What is the difference between jagua and henna? Jagua is a fruit based gel and henna is a leaf based paste. Both work by staining the top layer of the skin and fading away as the skin exfoliates. Both are all natural products that are used for temporary tattooing/body art.
Regarding this, is Jagua henna safe?
Interestingly enough, while henna is not officially recognized as safe for use on skin within the United States, jagua is currently an authorized plant substance that is permitted for use in food according to the FDA – serving as a natural food dye in some cases.
Moreover, what is Jagua gel made of?
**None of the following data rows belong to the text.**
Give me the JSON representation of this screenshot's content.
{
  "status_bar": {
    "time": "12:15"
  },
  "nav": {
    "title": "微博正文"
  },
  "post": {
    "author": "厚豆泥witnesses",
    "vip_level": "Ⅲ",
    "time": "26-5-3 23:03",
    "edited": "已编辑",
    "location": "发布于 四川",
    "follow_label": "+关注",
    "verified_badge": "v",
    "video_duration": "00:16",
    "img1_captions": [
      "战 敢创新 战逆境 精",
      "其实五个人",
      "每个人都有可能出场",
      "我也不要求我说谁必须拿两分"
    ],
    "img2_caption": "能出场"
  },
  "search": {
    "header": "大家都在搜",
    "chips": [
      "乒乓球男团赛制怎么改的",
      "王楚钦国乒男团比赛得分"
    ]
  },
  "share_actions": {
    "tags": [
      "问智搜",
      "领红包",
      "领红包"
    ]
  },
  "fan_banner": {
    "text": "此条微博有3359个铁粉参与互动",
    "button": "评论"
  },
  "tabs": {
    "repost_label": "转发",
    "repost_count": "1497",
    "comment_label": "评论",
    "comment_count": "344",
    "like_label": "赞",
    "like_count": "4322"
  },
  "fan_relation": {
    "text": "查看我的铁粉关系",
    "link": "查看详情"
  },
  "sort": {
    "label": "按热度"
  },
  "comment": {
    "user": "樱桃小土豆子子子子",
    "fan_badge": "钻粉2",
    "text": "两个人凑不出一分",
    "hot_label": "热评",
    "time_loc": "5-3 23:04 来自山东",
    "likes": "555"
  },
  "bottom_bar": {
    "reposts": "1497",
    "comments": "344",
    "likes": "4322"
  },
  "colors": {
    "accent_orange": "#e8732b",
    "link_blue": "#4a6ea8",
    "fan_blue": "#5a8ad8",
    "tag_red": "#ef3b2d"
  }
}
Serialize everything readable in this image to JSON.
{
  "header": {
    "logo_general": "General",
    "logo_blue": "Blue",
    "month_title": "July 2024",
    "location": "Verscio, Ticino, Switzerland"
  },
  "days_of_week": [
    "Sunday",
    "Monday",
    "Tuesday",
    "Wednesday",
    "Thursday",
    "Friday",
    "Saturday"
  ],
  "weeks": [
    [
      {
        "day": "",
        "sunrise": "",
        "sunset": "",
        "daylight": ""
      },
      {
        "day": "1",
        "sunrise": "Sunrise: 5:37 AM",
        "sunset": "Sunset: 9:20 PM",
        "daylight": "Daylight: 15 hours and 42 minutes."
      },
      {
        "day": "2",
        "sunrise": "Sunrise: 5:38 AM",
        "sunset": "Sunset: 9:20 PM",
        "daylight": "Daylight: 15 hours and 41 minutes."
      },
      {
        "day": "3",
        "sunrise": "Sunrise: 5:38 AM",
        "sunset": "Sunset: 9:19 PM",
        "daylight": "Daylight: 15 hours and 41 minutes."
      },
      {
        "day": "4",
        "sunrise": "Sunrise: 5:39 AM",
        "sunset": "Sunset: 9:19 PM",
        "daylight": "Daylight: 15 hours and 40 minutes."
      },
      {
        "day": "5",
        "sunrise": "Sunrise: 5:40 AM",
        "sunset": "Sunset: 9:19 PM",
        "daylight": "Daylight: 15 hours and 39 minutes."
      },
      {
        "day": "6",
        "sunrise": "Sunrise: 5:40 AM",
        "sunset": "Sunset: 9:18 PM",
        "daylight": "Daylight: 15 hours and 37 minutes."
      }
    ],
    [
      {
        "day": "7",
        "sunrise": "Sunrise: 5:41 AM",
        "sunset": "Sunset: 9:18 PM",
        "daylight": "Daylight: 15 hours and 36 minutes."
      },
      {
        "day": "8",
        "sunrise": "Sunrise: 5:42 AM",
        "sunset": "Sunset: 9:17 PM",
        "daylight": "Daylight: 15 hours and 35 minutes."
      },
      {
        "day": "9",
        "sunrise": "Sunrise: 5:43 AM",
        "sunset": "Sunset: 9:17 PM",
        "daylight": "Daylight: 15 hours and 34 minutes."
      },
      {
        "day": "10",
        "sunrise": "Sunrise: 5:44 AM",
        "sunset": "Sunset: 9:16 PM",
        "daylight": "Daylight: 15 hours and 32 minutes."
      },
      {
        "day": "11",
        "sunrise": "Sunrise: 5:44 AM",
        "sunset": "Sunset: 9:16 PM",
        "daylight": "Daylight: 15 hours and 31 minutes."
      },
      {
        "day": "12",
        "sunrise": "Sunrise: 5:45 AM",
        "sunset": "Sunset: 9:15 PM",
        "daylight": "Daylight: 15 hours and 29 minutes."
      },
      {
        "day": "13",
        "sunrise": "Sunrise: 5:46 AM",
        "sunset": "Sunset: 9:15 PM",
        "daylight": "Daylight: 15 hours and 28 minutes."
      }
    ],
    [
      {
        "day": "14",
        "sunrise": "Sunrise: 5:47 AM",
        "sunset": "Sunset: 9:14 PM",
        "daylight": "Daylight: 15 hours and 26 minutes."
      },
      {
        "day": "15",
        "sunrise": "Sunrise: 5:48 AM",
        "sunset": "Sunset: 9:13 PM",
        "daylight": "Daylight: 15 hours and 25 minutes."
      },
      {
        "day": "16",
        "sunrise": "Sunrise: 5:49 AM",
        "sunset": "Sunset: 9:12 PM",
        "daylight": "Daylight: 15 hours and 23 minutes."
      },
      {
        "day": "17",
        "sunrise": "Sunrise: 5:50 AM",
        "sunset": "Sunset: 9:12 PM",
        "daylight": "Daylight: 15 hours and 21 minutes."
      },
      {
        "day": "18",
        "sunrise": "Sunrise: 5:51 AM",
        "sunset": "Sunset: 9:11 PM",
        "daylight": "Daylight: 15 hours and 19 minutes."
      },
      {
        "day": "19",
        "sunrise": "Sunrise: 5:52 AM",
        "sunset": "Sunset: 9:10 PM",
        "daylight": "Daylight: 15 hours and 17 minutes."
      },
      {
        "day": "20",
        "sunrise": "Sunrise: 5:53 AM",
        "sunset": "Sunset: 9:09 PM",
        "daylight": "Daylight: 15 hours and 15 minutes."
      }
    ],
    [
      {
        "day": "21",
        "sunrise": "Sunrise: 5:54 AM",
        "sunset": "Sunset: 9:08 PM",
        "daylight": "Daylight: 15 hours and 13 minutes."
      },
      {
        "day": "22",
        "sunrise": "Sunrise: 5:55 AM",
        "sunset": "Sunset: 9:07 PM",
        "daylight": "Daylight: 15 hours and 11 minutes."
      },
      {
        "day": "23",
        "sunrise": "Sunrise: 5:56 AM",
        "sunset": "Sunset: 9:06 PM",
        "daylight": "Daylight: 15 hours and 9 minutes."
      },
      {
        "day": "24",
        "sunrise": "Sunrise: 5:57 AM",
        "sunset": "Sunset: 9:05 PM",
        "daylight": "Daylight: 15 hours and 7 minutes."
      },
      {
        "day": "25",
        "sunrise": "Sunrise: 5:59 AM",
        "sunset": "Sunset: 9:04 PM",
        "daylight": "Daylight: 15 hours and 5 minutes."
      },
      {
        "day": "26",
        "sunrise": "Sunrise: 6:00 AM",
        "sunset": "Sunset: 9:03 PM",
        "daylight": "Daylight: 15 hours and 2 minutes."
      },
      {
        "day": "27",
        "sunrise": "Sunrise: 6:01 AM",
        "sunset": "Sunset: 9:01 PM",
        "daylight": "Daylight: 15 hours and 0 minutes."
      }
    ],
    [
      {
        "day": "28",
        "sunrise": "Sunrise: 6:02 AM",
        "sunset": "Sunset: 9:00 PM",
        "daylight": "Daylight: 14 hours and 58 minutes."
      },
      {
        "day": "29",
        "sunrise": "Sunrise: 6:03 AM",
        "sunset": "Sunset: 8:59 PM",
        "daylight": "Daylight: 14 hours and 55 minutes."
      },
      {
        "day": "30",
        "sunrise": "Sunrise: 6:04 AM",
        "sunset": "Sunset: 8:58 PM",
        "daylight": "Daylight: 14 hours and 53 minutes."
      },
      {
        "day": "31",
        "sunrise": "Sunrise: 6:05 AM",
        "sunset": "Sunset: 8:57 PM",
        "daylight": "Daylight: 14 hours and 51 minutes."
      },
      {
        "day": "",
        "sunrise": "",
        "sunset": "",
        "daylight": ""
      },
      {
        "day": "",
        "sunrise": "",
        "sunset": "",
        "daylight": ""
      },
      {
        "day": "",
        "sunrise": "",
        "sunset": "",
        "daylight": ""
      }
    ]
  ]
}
Jagua Gel is a natural ink made with the extract of the jagua fruit, an edible fruit that grows in rain forests of Central and South America. The jagua fruit is traditionally harvested to be used the preparation for beverages, jams, liqueurs and to eat by itself. It is also believed to have many medicinal properties.
How long do Jagua tattoos last?
Although PPD can lawfully be used in hair dyes in the EU, this use is strictly controlled. … But black henna often contains PPD at high levels, to give a dark colour quickly. “When applied to the skin in the form of a black henna temporary tattoo, PPD can cause chemical burns and lead to allergic reactions.”
So are there any problems with non-permanent tattoos? The problem occurs when children or adults are told they can get a black or dark blue henna tattoo using what is called “black henna.” Black henna is not from the henna plant at all but is a chemical called paraphenylenediamine or PPD.
Thoroughly mix 3 tablespoons/44 ml water with 1.5 tablespoon/7.25 g jagua powder. Once the paste is consistent and smooth, wait 5-15 minutes before proceeding. Mix in 1 teaspoon/5 ml eucalyptus oil (or other essential oil) to create the gel. Wait at least 10 minutes before using.